+* `Puma.py`: Contacts the telnet server and uses `PumaFk.py` to translate
+the raw counts to joint angles and XYZ position / ASN angles. Accepts
+commands on stdin like `home`, `hold`, and XYZ positions like `300 130 0`.
+* `Shuffleboard.py`: Opens a TCP port to accept commands frmo the
+game server.
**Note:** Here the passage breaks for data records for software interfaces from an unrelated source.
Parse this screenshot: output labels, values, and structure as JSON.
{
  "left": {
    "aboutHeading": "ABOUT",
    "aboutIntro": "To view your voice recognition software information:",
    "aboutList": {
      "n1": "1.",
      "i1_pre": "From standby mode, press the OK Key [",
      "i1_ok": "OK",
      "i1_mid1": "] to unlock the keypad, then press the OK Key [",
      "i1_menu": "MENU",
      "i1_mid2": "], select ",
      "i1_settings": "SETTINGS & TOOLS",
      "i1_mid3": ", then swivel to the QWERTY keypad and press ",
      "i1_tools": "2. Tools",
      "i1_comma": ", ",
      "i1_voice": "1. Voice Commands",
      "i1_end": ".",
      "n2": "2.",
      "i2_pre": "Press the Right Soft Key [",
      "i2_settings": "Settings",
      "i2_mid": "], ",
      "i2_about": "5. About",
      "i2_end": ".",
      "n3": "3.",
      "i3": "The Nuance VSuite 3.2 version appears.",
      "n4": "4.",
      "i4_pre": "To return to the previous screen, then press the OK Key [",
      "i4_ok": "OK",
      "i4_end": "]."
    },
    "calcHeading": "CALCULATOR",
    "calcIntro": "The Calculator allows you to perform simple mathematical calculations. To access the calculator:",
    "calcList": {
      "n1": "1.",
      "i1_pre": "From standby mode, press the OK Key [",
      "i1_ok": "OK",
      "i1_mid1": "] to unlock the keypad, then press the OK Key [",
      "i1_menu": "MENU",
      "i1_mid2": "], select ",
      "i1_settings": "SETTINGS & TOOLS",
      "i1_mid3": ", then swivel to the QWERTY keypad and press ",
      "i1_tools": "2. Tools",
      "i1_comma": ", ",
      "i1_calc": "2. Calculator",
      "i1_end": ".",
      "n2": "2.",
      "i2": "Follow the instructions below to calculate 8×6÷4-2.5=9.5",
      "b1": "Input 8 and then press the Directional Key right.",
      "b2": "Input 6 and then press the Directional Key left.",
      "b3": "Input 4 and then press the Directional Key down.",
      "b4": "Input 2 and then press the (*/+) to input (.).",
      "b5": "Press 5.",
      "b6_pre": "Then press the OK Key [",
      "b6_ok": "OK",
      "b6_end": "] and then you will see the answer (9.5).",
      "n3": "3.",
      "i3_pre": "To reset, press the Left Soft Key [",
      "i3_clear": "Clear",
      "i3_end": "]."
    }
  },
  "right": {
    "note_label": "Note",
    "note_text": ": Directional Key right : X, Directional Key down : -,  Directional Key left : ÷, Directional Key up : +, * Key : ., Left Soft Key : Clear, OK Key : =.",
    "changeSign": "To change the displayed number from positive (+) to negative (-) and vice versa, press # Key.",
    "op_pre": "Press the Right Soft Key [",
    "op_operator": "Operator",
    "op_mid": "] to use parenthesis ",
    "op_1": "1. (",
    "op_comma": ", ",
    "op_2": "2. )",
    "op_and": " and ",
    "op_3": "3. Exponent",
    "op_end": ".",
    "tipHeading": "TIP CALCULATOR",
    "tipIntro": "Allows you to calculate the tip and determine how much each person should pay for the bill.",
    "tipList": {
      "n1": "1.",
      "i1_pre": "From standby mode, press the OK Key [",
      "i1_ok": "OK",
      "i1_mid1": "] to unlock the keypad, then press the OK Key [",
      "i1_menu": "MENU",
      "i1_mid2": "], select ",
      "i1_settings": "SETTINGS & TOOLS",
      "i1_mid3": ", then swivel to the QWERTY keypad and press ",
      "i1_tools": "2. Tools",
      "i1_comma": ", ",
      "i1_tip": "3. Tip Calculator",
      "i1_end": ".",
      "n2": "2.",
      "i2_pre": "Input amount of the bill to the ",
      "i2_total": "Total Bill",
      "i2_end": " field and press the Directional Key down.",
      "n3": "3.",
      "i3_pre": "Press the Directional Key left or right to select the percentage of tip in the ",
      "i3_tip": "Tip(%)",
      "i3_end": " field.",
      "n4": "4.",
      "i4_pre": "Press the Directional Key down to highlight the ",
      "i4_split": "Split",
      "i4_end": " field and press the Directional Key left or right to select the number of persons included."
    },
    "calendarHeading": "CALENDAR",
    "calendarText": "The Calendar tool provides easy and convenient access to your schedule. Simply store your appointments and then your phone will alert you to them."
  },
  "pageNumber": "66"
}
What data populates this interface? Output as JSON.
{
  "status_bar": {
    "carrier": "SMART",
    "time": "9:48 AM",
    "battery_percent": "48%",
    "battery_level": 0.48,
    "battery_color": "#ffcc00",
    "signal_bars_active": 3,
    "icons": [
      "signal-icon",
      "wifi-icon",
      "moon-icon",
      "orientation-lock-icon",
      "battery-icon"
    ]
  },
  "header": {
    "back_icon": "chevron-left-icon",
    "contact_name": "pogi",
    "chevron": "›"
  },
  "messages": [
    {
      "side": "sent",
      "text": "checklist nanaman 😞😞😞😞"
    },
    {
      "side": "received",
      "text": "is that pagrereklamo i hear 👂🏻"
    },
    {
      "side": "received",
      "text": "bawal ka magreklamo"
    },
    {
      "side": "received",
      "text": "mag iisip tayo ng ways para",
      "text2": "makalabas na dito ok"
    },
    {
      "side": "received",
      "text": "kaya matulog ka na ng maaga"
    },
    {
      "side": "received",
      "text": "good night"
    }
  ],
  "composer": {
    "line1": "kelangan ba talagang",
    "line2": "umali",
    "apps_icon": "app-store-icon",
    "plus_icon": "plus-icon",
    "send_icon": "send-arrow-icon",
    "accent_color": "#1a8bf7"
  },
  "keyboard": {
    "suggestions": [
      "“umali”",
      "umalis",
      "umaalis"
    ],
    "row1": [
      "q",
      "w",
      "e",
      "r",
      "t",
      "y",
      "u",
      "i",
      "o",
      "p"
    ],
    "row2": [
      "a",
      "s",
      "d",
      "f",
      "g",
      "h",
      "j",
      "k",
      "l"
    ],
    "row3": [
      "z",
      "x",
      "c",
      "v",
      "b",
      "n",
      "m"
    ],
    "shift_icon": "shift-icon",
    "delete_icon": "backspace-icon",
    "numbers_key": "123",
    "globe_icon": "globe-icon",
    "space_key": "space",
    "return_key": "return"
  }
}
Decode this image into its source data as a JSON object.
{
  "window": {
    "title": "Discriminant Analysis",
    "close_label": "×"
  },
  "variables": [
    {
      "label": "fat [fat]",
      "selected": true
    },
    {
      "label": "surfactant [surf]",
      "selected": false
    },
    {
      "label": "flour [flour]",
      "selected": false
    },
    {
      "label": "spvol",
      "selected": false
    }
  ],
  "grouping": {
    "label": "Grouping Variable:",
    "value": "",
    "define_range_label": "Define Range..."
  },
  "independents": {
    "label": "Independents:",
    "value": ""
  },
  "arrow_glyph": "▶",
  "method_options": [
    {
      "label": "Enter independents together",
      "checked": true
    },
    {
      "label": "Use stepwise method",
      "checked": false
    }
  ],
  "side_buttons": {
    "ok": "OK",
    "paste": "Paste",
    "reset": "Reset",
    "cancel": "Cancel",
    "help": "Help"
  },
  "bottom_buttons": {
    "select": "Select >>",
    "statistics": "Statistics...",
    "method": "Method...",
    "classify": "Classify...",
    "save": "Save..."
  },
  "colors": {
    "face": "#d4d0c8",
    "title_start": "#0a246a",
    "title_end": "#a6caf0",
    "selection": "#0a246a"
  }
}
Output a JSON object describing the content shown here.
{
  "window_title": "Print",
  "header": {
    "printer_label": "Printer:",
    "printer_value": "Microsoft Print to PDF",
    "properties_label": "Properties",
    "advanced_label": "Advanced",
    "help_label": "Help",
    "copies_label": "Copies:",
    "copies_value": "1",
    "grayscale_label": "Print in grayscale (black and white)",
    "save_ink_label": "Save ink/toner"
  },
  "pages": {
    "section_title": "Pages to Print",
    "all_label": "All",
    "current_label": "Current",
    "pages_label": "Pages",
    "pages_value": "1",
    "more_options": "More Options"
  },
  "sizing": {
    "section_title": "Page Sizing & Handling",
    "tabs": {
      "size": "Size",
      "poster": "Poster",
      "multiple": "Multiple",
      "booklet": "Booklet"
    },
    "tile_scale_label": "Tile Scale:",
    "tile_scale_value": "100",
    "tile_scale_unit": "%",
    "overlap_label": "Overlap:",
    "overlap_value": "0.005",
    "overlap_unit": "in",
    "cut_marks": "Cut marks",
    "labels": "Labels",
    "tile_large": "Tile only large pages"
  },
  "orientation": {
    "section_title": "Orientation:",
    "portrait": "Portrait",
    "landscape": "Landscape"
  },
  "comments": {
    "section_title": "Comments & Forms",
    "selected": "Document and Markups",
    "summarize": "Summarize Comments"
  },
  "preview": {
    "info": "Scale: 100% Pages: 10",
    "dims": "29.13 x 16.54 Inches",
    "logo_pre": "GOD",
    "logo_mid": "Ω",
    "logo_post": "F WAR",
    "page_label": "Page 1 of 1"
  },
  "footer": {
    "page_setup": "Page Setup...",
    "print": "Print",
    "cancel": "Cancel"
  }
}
Contacts the telnet server and translate commands
+line `move 300 -5` into XYZ coordinates and ASN angles, Then uses
+`PumaIk.py` to generate raw joint commands to send the arm to the
+# *HIT THE E-STOP SWITCH*
+# Use the brake release switch to pose the arm into the home position.
+# Power cycle the arm to reset the counters for the home position.
+# Plug in the USB if it is not already.
+# Run `mdc-telnet.py`, wait for all six axes to report.
+# Run `Puma.py` to contact the server.
+## Send `r` command to read raw joint counters,
+## Send `a` command to read the joint angles.
+## Send `p` command to print XYZ, ASN coordinates
+## Send `hold` command to hold current position
+# Run `Shuffleboard.py` to start the shuffleboard server
+# Run `telnet localhost 27189` to verify data
+# Twist the E-stop to unlock the brake.
+# If anything looks weird -- *HIT THE E-STOP SWITCH*.
+# If the sixth axis is spinning, hit the E-stop and wait a few seconds before releasing it.
+# Sometimes it takes two or three times to settle back down.
+To calibrate the arm positions at different distances:
+# Values are in `Shuffleboard.py` function `map_z`.
+# Yes, it could be written in a much better fashion.
+# To test, send a command from the `Puma.py` program:
+## And then adjust the Z value downwards:
+# Write that value into the `map_z` function.